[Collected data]
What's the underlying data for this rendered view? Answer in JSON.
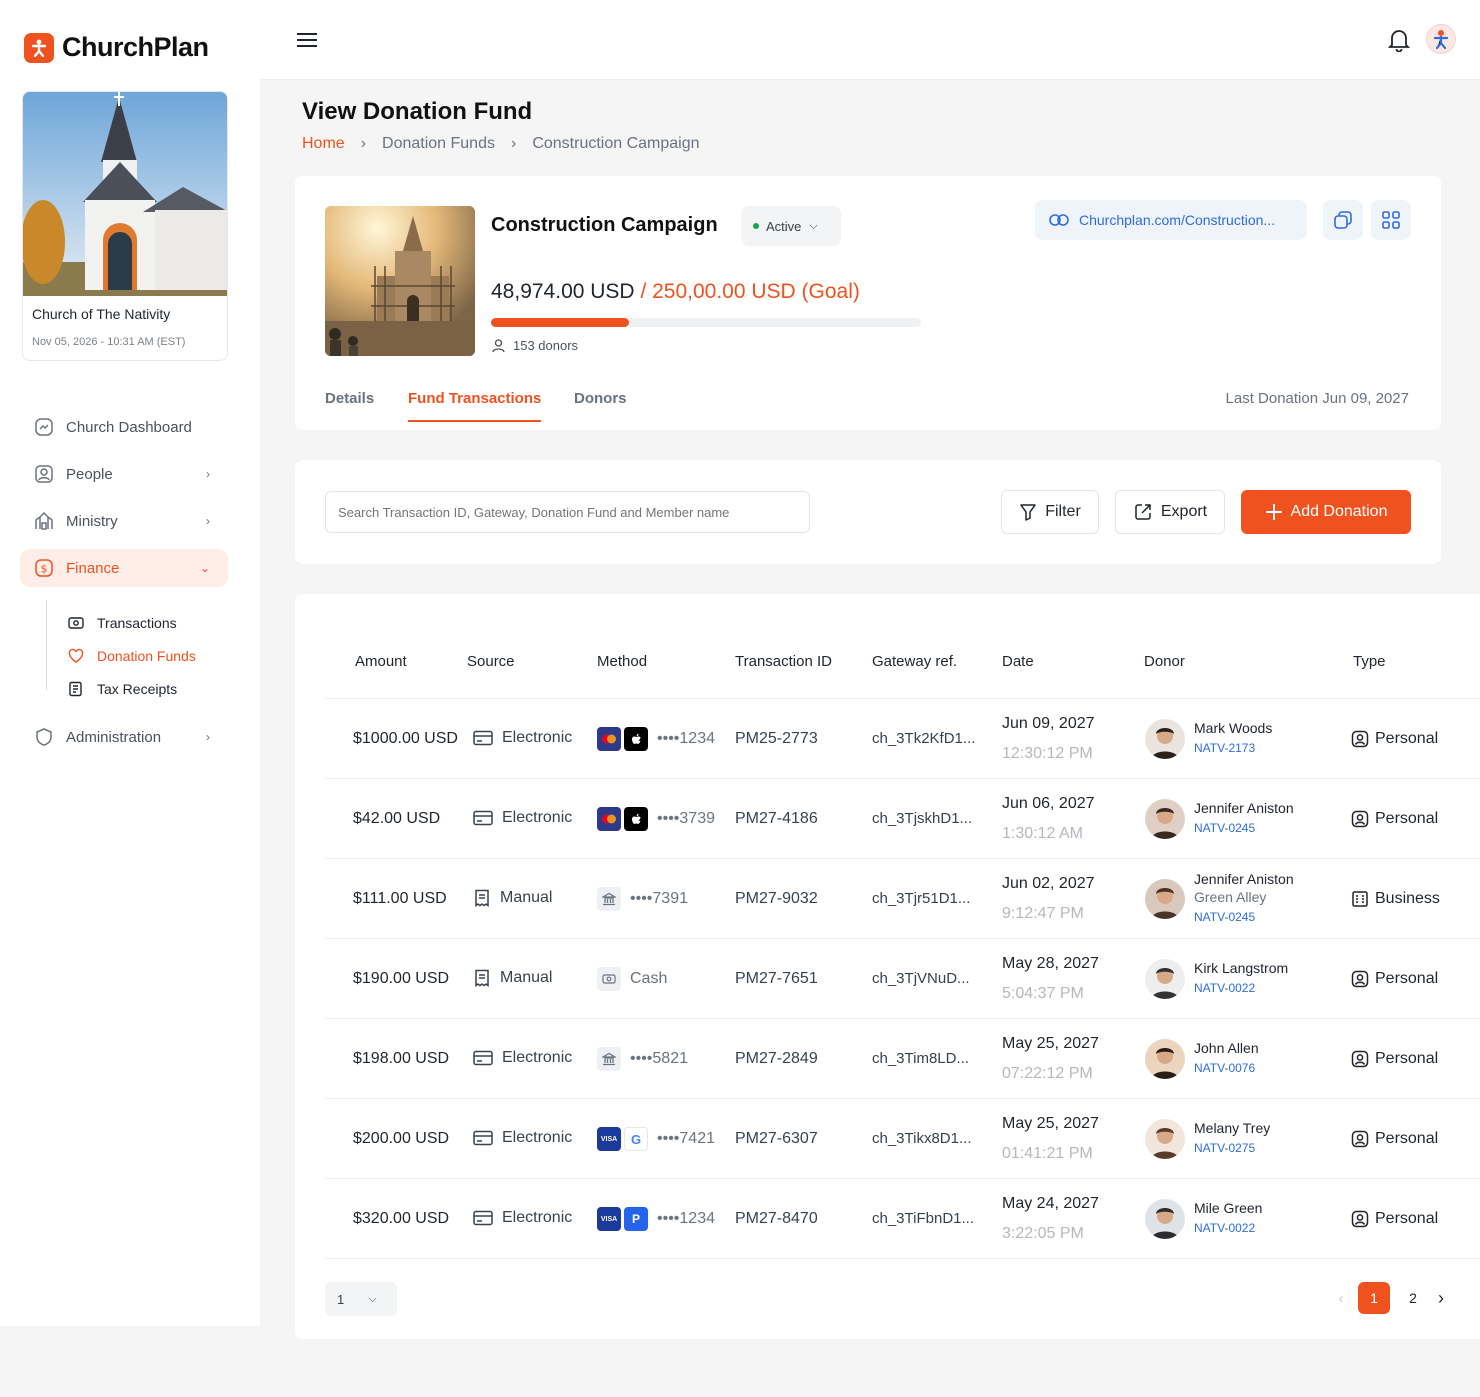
{
  "app": {
    "name": "ChurchPlan"
  },
  "church": {
    "name": "Church of The Nativity",
    "datetime": "Nov 05, 2026 - 10:31 AM (EST)"
  },
  "sidebar": {
    "items": [
      {
        "label": "Church Dashboard",
        "icon": "dashboard-icon"
      },
      {
        "label": "People",
        "icon": "people-icon"
      },
      {
        "label": "Ministry",
        "icon": "ministry-icon"
      },
      {
        "label": "Finance",
        "icon": "finance-icon",
        "active": true
      },
      {
        "label": "Administration",
        "icon": "shield-icon"
      }
    ],
    "finance_sub": [
      {
        "label": "Transactions",
        "icon": "transactions-icon"
      },
      {
        "label": "Donation Funds",
        "icon": "heart-icon",
        "active": true
      },
      {
        "label": "Tax Receipts",
        "icon": "receipt-icon"
      }
    ]
  },
  "page": {
    "title": "View Donation Fund"
  },
  "breadcrumb": {
    "home": "Home",
    "level1": "Donation Funds",
    "level2": "Construction Campaign"
  },
  "fund": {
    "name": "Construction Campaign",
    "status": "Active",
    "link": "Churchplan.com/Construction...",
    "raised": "48,974.00 USD",
    "goal_text": "/ 250,00.00 USD (Goal)",
    "progress_fraction": 0.32,
    "donors": "153 donors",
    "last_donation": "Last Donation Jun 09, 2027"
  },
  "tabs": {
    "details": "Details",
    "transactions": "Fund Transactions",
    "donors": "Donors"
  },
  "toolbar": {
    "search_placeholder": "Search Transaction ID, Gateway, Donation Fund and Member name",
    "filter": "Filter",
    "export": "Export",
    "add": "Add Donation"
  },
  "table": {
    "headers": {
      "amount": "Amount",
      "source": "Source",
      "method": "Method",
      "txid": "Transaction ID",
      "gateway": "Gateway ref.",
      "date": "Date",
      "donor": "Donor",
      "type": "Type"
    },
    "rows": [
      {
        "amount": "$1000.00 USD",
        "source": "Electronic",
        "method_logos": [
          "mastercard",
          "apple"
        ],
        "method": "••••1234",
        "txid": "PM25-2773",
        "gateway": "ch_3Tk2KfD1...",
        "date": "Jun 09, 2027",
        "time": "12:30:12 PM",
        "donor": "Mark Woods",
        "donor_sub": "",
        "donor_id": "NATV-2173",
        "type": "Personal"
      },
      {
        "amount": "$42.00 USD",
        "source": "Electronic",
        "method_logos": [
          "mastercard",
          "apple"
        ],
        "method": "••••3739",
        "txid": "PM27-4186",
        "gateway": "ch_3TjskhD1...",
        "date": "Jun 06, 2027",
        "time": "1:30:12 AM",
        "donor": "Jennifer Aniston",
        "donor_sub": "",
        "donor_id": "NATV-0245",
        "type": "Personal"
      },
      {
        "amount": "$111.00 USD",
        "source": "Manual",
        "method_logos": [
          "bank"
        ],
        "method": "••••7391",
        "txid": "PM27-9032",
        "gateway": "ch_3Tjr51D1...",
        "date": "Jun 02, 2027",
        "time": "9:12:47 PM",
        "donor": "Jennifer Aniston",
        "donor_sub": "Green Alley",
        "donor_id": "NATV-0245",
        "type": "Business"
      },
      {
        "amount": "$190.00 USD",
        "source": "Manual",
        "method_logos": [
          "cash"
        ],
        "method": "Cash",
        "txid": "PM27-7651",
        "gateway": "ch_3TjVNuD...",
        "date": "May 28, 2027",
        "time": "5:04:37 PM",
        "donor": "Kirk Langstrom",
        "donor_sub": "",
        "donor_id": "NATV-0022",
        "type": "Personal"
      },
      {
        "amount": "$198.00 USD",
        "source": "Electronic",
        "method_logos": [
          "bank"
        ],
        "method": "••••5821",
        "txid": "PM27-2849",
        "gateway": "ch_3Tim8LD...",
        "date": "May 25, 2027",
        "time": "07:22:12 PM",
        "donor": "John Allen",
        "donor_sub": "",
        "donor_id": "NATV-0076",
        "type": "Personal"
      },
      {
        "amount": "$200.00 USD",
        "source": "Electronic",
        "method_logos": [
          "visa",
          "google"
        ],
        "method": "••••7421",
        "txid": "PM27-6307",
        "gateway": "ch_3Tikx8D1...",
        "date": "May 25, 2027",
        "time": "01:41:21 PM",
        "donor": "Melany Trey",
        "donor_sub": "",
        "donor_id": "NATV-0275",
        "type": "Personal"
      },
      {
        "amount": "$320.00 USD",
        "source": "Electronic",
        "method_logos": [
          "visa",
          "paypal"
        ],
        "method": "••••1234",
        "txid": "PM27-8470",
        "gateway": "ch_3TiFbnD1...",
        "date": "May 24, 2027",
        "time": "3:22:05 PM",
        "donor": "Mile Green",
        "donor_sub": "",
        "donor_id": "NATV-0022",
        "type": "Personal"
      }
    ]
  },
  "pagination": {
    "per_page": "1",
    "pages": [
      "1",
      "2"
    ],
    "current": "1"
  },
  "colors": {
    "accent": "#f0521f",
    "link": "#2d6cdf"
  }
}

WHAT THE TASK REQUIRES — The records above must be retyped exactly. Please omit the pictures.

SOLUTION —
What's the underlying data for this rendered view? Answer in JSON.
{
  "app": {
    "name": "ChurchPlan"
  },
  "church": {
    "name": "Church of The Nativity",
    "datetime": "Nov 05, 2026 - 10:31 AM (EST)"
  },
  "sidebar": {
    "items": [
      {
        "label": "Church Dashboard",
        "icon": "dashboard-icon"
      },
      {
        "label": "People",
        "icon": "people-icon"
      },
      {
        "label": "Ministry",
        "icon": "ministry-icon"
      },
      {
        "label": "Finance",
        "icon": "finance-icon",
        "active": true
      },
      {
        "label": "Administration",
        "icon": "shield-icon"
      }
    ],
    "finance_sub": [
      {
        "label": "Transactions",
        "icon": "transactions-icon"
      },
      {
        "label": "Donation Funds",
        "icon": "heart-icon",
        "active": true
      },
      {
        "label": "Tax Receipts",
        "icon": "receipt-icon"
      }
    ]
  },
  "page": {
    "title": "View Donation Fund"
  },
  "breadcrumb": {
    "home": "Home",
    "level1": "Donation Funds",
    "level2": "Construction Campaign"
  },
  "fund": {
    "name": "Construction Campaign",
    "status": "Active",
    "link": "Churchplan.com/Construction...",
    "raised": "48,974.00 USD",
    "goal_text": "/ 250,00.00 USD (Goal)",
    "progress_fraction": 0.32,
    "donors": "153 donors",
    "last_donation": "Last Donation Jun 09, 2027"
  },
  "tabs": {
    "details": "Details",
    "transactions": "Fund Transactions",
    "donors": "Donors"
  },
  "toolbar": {
    "search_placeholder": "Search Transaction ID, Gateway, Donation Fund and Member name",
    "filter": "Filter",
    "export": "Export",
    "add": "Add Donation"
  },
  "table": {
    "headers": {
      "amount": "Amount",
      "source": "Source",
      "method": "Method",
      "txid": "Transaction ID",
      "gateway": "Gateway ref.",
      "date": "Date",
      "donor": "Donor",
      "type": "Type"
    },
    "rows": [
      {
        "amount": "$1000.00 USD",
        "source": "Electronic",
        "method_logos": [
          "mastercard",
          "apple"
        ],
        "method": "••••1234",
        "txid": "PM25-2773",
        "gateway": "ch_3Tk2KfD1...",
        "date": "Jun 09, 2027",
        "time": "12:30:12 PM",
        "donor": "Mark Woods",
        "donor_sub": "",
        "donor_id": "NATV-2173",
        "type": "Personal"
      },
      {
        "amount": "$42.00 USD",
        "source": "Electronic",
        "method_logos": [
          "mastercard",
          "apple"
        ],
        "method": "••••3739",
        "txid": "PM27-4186",
        "gateway": "ch_3TjskhD1...",
        "date": "Jun 06, 2027",
        "time": "1:30:12 AM",
        "donor": "Jennifer Aniston",
        "donor_sub": "",
        "donor_id": "NATV-0245",
        "type": "Personal"
      },
      {
        "amount": "$111.00 USD",
        "source": "Manual",
        "method_logos": [
          "bank"
        ],
        "method": "••••7391",
        "txid": "PM27-9032",
        "gateway": "ch_3Tjr51D1...",
        "date": "Jun 02, 2027",
        "time": "9:12:47 PM",
        "donor": "Jennifer Aniston",
        "donor_sub": "Green Alley",
        "donor_id": "NATV-0245",
        "type": "Business"
      },
      {
        "amount": "$190.00 USD",
        "source": "Manual",
        "method_logos": [
          "cash"
        ],
        "method": "Cash",
        "txid": "PM27-7651",
        "gateway": "ch_3TjVNuD...",
        "date": "May 28, 2027",
        "time": "5:04:37 PM",
        "donor": "Kirk Langstrom",
        "donor_sub": "",
        "donor_id": "NATV-0022",
        "type": "Personal"
      },
      {
        "amount": "$198.00 USD",
        "source": "Electronic",
        "method_logos": [
          "bank"
        ],
        "method": "••••5821",
        "txid": "PM27-2849",
        "gateway": "ch_3Tim8LD...",
        "date": "May 25, 2027",
        "time": "07:22:12 PM",
        "donor": "John Allen",
        "donor_sub": "",
        "donor_id": "NATV-0076",
        "type": "Personal"
      },
      {
        "amount": "$200.00 USD",
        "source": "Electronic",
        "method_logos": [
          "visa",
          "google"
        ],
        "method": "••••7421",
        "txid": "PM27-6307",
        "gateway": "ch_3Tikx8D1...",
        "date": "May 25, 2027",
        "time": "01:41:21 PM",
        "donor": "Melany Trey",
        "donor_sub": "",
        "donor_id": "NATV-0275",
        "type": "Personal"
      },
      {
        "amount": "$320.00 USD",
        "source": "Electronic",
        "method_logos": [
          "visa",
          "paypal"
        ],
        "method": "••••1234",
        "txid": "PM27-8470",
        "gateway": "ch_3TiFbnD1...",
        "date": "May 24, 2027",
        "time": "3:22:05 PM",
        "donor": "Mile Green",
        "donor_sub": "",
        "donor_id": "NATV-0022",
        "type": "Personal"
      }
    ]
  },
  "pagination": {
    "per_page": "1",
    "pages": [
      "1",
      "2"
    ],
    "current": "1"
  },
  "colors": {
    "accent": "#f0521f",
    "link": "#2d6cdf"
  }
}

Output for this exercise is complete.